Sheila M. Schmutz, a geneticist in the College of Agriculture and Bioresources at the University of Saskatchewan, specializes in, among other things, canine coat color. It’s a complex subject. She says: “There are seven genes that determine coat color already identified at the DNA level. Dr. Clarence C. Little, who wrote the definitive book The Inheritance of Coat Color in Dogs in the ’50s postulates 10 or 11, but we expect there are many more than that.” Head color may be governed by a completely separate set of genes.
When asked about what could cause white markings in our breed, she offers three possibilities:
Inheritance: “White markings are inherited as a recessive so two parents, neither with white, could easily have a pup with white.”
Developmental: “It is not surprising that many dogs have missing pigment on a spot on their chest or toe—these are the last places that pigment cells migrate in the dog during embryogenesis. A lack of pigment in these spots isn’t really inherited; it more likely means the dam had a cold for a few days during the gestational period.”
Mutation: “One can never rule it out. It could be a new mutation.”

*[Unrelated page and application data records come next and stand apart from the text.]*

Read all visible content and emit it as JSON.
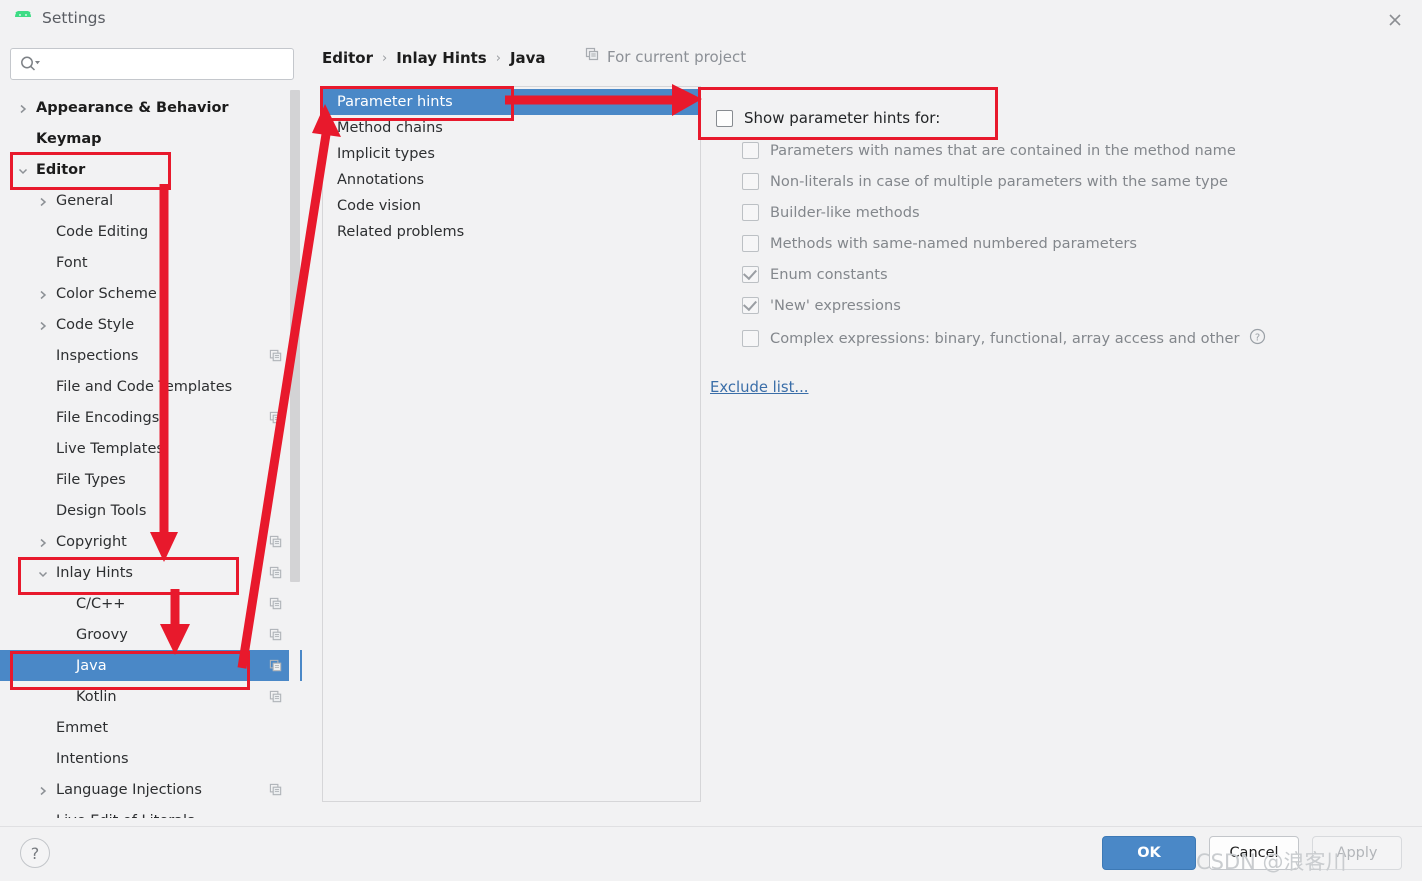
{
  "window": {
    "title": "Settings",
    "app_icon": "android-robot-icon",
    "close_icon": "close-icon"
  },
  "search": {
    "placeholder": "",
    "value": "",
    "icon": "search-icon",
    "dropdown_icon": "chevron-down-icon"
  },
  "sidebar": {
    "scrollbar": "vertical-scrollbar",
    "items": [
      {
        "label": "Appearance & Behavior",
        "indent": 0,
        "chevron": "right",
        "bold": true,
        "selected": false,
        "scope_icon": false
      },
      {
        "label": "Keymap",
        "indent": 0,
        "chevron": "none",
        "bold": true,
        "selected": false,
        "scope_icon": false
      },
      {
        "label": "Editor",
        "indent": 0,
        "chevron": "down",
        "bold": true,
        "selected": false,
        "scope_icon": false
      },
      {
        "label": "General",
        "indent": 1,
        "chevron": "right",
        "bold": false,
        "selected": false,
        "scope_icon": false
      },
      {
        "label": "Code Editing",
        "indent": 1,
        "chevron": "none",
        "bold": false,
        "selected": false,
        "scope_icon": false
      },
      {
        "label": "Font",
        "indent": 1,
        "chevron": "none",
        "bold": false,
        "selected": false,
        "scope_icon": false
      },
      {
        "label": "Color Scheme",
        "indent": 1,
        "chevron": "right",
        "bold": false,
        "selected": false,
        "scope_icon": false
      },
      {
        "label": "Code Style",
        "indent": 1,
        "chevron": "right",
        "bold": false,
        "selected": false,
        "scope_icon": false
      },
      {
        "label": "Inspections",
        "indent": 1,
        "chevron": "none",
        "bold": false,
        "selected": false,
        "scope_icon": true
      },
      {
        "label": "File and Code Templates",
        "indent": 1,
        "chevron": "none",
        "bold": false,
        "selected": false,
        "scope_icon": false
      },
      {
        "label": "File Encodings",
        "indent": 1,
        "chevron": "none",
        "bold": false,
        "selected": false,
        "scope_icon": true
      },
      {
        "label": "Live Templates",
        "indent": 1,
        "chevron": "none",
        "bold": false,
        "selected": false,
        "scope_icon": false
      },
      {
        "label": "File Types",
        "indent": 1,
        "chevron": "none",
        "bold": false,
        "selected": false,
        "scope_icon": false
      },
      {
        "label": "Design Tools",
        "indent": 1,
        "chevron": "none",
        "bold": false,
        "selected": false,
        "scope_icon": false
      },
      {
        "label": "Copyright",
        "indent": 1,
        "chevron": "right",
        "bold": false,
        "selected": false,
        "scope_icon": true
      },
      {
        "label": "Inlay Hints",
        "indent": 1,
        "chevron": "down",
        "bold": false,
        "selected": false,
        "scope_icon": true
      },
      {
        "label": "C/C++",
        "indent": 2,
        "chevron": "none",
        "bold": false,
        "selected": false,
        "scope_icon": true
      },
      {
        "label": "Groovy",
        "indent": 2,
        "chevron": "none",
        "bold": false,
        "selected": false,
        "scope_icon": true
      },
      {
        "label": "Java",
        "indent": 2,
        "chevron": "none",
        "bold": false,
        "selected": true,
        "scope_icon": true
      },
      {
        "label": "Kotlin",
        "indent": 2,
        "chevron": "none",
        "bold": false,
        "selected": false,
        "scope_icon": true
      },
      {
        "label": "Emmet",
        "indent": 1,
        "chevron": "none",
        "bold": false,
        "selected": false,
        "scope_icon": false
      },
      {
        "label": "Intentions",
        "indent": 1,
        "chevron": "none",
        "bold": false,
        "selected": false,
        "scope_icon": false
      },
      {
        "label": "Language Injections",
        "indent": 1,
        "chevron": "right",
        "bold": false,
        "selected": false,
        "scope_icon": true
      },
      {
        "label": "Live Edit of Literals",
        "indent": 1,
        "chevron": "none",
        "bold": false,
        "selected": false,
        "scope_icon": false
      }
    ]
  },
  "breadcrumb": {
    "items": [
      "Editor",
      "Inlay Hints",
      "Java"
    ],
    "separator": "›",
    "scope_label": "For current project",
    "scope_icon": "copy-scope-icon"
  },
  "hint_list": {
    "items": [
      {
        "label": "Parameter hints",
        "selected": true
      },
      {
        "label": "Method chains",
        "selected": false
      },
      {
        "label": "Implicit types",
        "selected": false
      },
      {
        "label": "Annotations",
        "selected": false
      },
      {
        "label": "Code vision",
        "selected": false
      },
      {
        "label": "Related problems",
        "selected": false
      }
    ]
  },
  "options": {
    "root": {
      "label": "Show parameter hints for:",
      "checked": false,
      "disabled": false
    },
    "children": [
      {
        "label": "Parameters with names that are contained in the method name",
        "checked": false,
        "disabled": true,
        "help": false
      },
      {
        "label": "Non-literals in case of multiple parameters with the same type",
        "checked": false,
        "disabled": true,
        "help": false
      },
      {
        "label": "Builder-like methods",
        "checked": false,
        "disabled": true,
        "help": false
      },
      {
        "label": "Methods with same-named numbered parameters",
        "checked": false,
        "disabled": true,
        "help": false
      },
      {
        "label": "Enum constants",
        "checked": true,
        "disabled": true,
        "help": false
      },
      {
        "label": "'New' expressions",
        "checked": true,
        "disabled": true,
        "help": false
      },
      {
        "label": "Complex expressions: binary, functional, array access and other",
        "checked": false,
        "disabled": true,
        "help": true
      }
    ],
    "exclude_link": "Exclude list..."
  },
  "footer": {
    "help_icon": "question-mark-icon",
    "ok_label": "OK",
    "cancel_label": "Cancel",
    "apply_label": "Apply"
  },
  "watermark": {
    "text": "CSDN @浪客川"
  },
  "annotation": {
    "color": "#e8192c"
  }
}
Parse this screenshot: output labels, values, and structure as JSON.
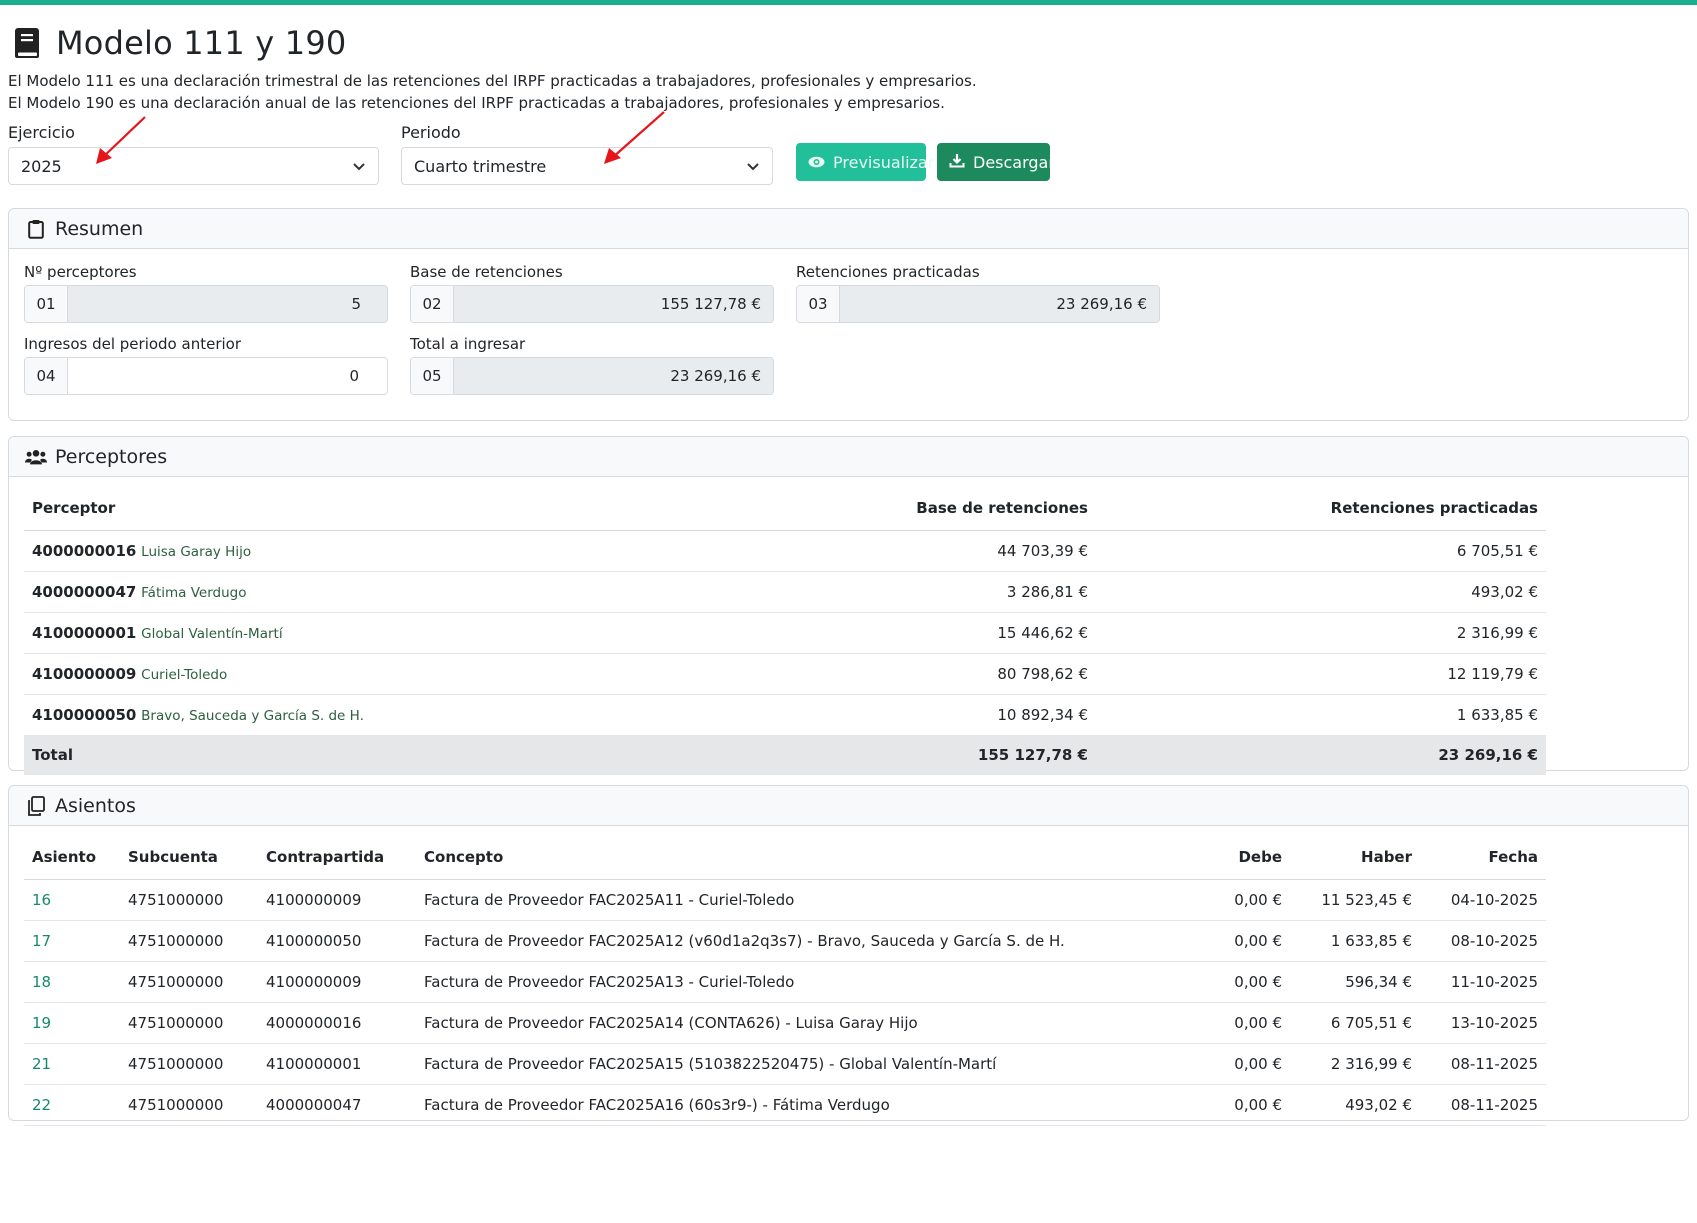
{
  "header": {
    "title": "Modelo 111 y 190",
    "description_1": "El Modelo 111 es una declaración trimestral de las retenciones del IRPF practicadas a trabajadores, profesionales y empresarios.",
    "description_2": "El Modelo 190 es una declaración anual de las retenciones del IRPF practicadas a trabajadores, profesionales y empresarios."
  },
  "filters": {
    "ejercicio_label": "Ejercicio",
    "ejercicio_value": "2025",
    "periodo_label": "Periodo",
    "periodo_value": "Cuarto trimestre",
    "preview_label": "Previsualizar",
    "download_label": "Descargar"
  },
  "resumen": {
    "title": "Resumen",
    "fields": [
      {
        "label": "Nº perceptores",
        "code": "01",
        "value": "5"
      },
      {
        "label": "Base de retenciones",
        "code": "02",
        "value": "155 127,78 €"
      },
      {
        "label": "Retenciones practicadas",
        "code": "03",
        "value": "23 269,16 €"
      },
      {
        "label": "Ingresos del periodo anterior",
        "code": "04",
        "value": "0"
      },
      {
        "label": "Total a ingresar",
        "code": "05",
        "value": "23 269,16 €"
      }
    ]
  },
  "perceptores": {
    "title": "Perceptores",
    "columns": [
      "Perceptor",
      "Base de retenciones",
      "Retenciones practicadas"
    ],
    "rows": [
      {
        "code": "4000000016",
        "name": "Luisa Garay Hijo",
        "base": "44 703,39 €",
        "ret": "6 705,51 €"
      },
      {
        "code": "4000000047",
        "name": "Fátima Verdugo",
        "base": "3 286,81 €",
        "ret": "493,02 €"
      },
      {
        "code": "4100000001",
        "name": "Global Valentín-Martí",
        "base": "15 446,62 €",
        "ret": "2 316,99 €"
      },
      {
        "code": "4100000009",
        "name": "Curiel-Toledo",
        "base": "80 798,62 €",
        "ret": "12 119,79 €"
      },
      {
        "code": "4100000050",
        "name": "Bravo, Sauceda y García S. de H.",
        "base": "10 892,34 €",
        "ret": "1 633,85 €"
      }
    ],
    "total": {
      "label": "Total",
      "base": "155 127,78 €",
      "ret": "23 269,16 €"
    }
  },
  "asientos": {
    "title": "Asientos",
    "columns": [
      "Asiento",
      "Subcuenta",
      "Contrapartida",
      "Concepto",
      "Debe",
      "Haber",
      "Fecha"
    ],
    "rows": [
      {
        "asiento": "16",
        "subcuenta": "4751000000",
        "contra": "4100000009",
        "concepto": "Factura de Proveedor FAC2025A11 - Curiel-Toledo",
        "debe": "0,00 €",
        "haber": "11 523,45 €",
        "fecha": "04-10-2025"
      },
      {
        "asiento": "17",
        "subcuenta": "4751000000",
        "contra": "4100000050",
        "concepto": "Factura de Proveedor FAC2025A12 (v60d1a2q3s7) - Bravo, Sauceda y García S. de H.",
        "debe": "0,00 €",
        "haber": "1 633,85 €",
        "fecha": "08-10-2025"
      },
      {
        "asiento": "18",
        "subcuenta": "4751000000",
        "contra": "4100000009",
        "concepto": "Factura de Proveedor FAC2025A13 - Curiel-Toledo",
        "debe": "0,00 €",
        "haber": "596,34 €",
        "fecha": "11-10-2025"
      },
      {
        "asiento": "19",
        "subcuenta": "4751000000",
        "contra": "4000000016",
        "concepto": "Factura de Proveedor FAC2025A14 (CONTA626) - Luisa Garay Hijo",
        "debe": "0,00 €",
        "haber": "6 705,51 €",
        "fecha": "13-10-2025"
      },
      {
        "asiento": "21",
        "subcuenta": "4751000000",
        "contra": "4100000001",
        "concepto": "Factura de Proveedor FAC2025A15 (5103822520475) - Global Valentín-Martí",
        "debe": "0,00 €",
        "haber": "2 316,99 €",
        "fecha": "08-11-2025"
      },
      {
        "asiento": "22",
        "subcuenta": "4751000000",
        "contra": "4000000047",
        "concepto": "Factura de Proveedor FAC2025A16 (60s3r9-) - Fátima Verdugo",
        "debe": "0,00 €",
        "haber": "493,02 €",
        "fecha": "08-11-2025"
      }
    ]
  },
  "icons": {
    "title": "book-icon",
    "preview": "eye-icon",
    "download": "download-icon",
    "resumen": "clipboard-icon",
    "perceptores": "users-icon",
    "asientos": "copy-icon",
    "select": "chevron-down-icon",
    "annotation": "red-arrow-icon"
  },
  "colors": {
    "accent": "#1aae8e",
    "preview_button": "#21c09a",
    "download_button": "#1d8a5e",
    "link": "#168a6c",
    "annotation": "#e8141b"
  }
}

Schmutz and others are conducting pioneer studies in the MITF (pronounced “mit-if”) gene, which produces random spotting. A mutation in microphthalmia associated transcription factor, “a critical gene in the pigmentation pathway,” was first identified in 2007 by researchers at the Broad Institute. MITF is the gene behind solid, flashy, and white Boxers and white Bull Terriers. Those researchers found two mutations (SINE—a type of mutation) near MITF responsible for white markings. These SINE mutations are clearly present in dogs with random or piebald spotting in a wide variety of breeds, including Bull Terriers.
Complicating matters even further, coat color is not a question of simple dominant or recessive. Several genes may work together to produce the variety of colors we see in dog breeds.
The mutation for another common white pattern, called “Irish spotting” has not been so clearly identified. This is the pattern that seems to more closely fit the description of the Norwich puppy born last year. The mutation that has been clearly identified (the SINE near MITF) is not present in that puppy, according to testing run in Schmutz’s lab. So the question of heredity or mutation remains unanswered in this case.
For further information on coat color and white patterns, visit homepage.usask.ca/~schmutz/dogcolors.html.
This is my last column for the former Norwich and Norfolk Terrier Club. Thank you for giving me the opportunity to serve the club for the last three years in this manner.
— Leandra Little, AKC Gazette Breed Columnist · Weehawken NJ · firstname.lastname@example.org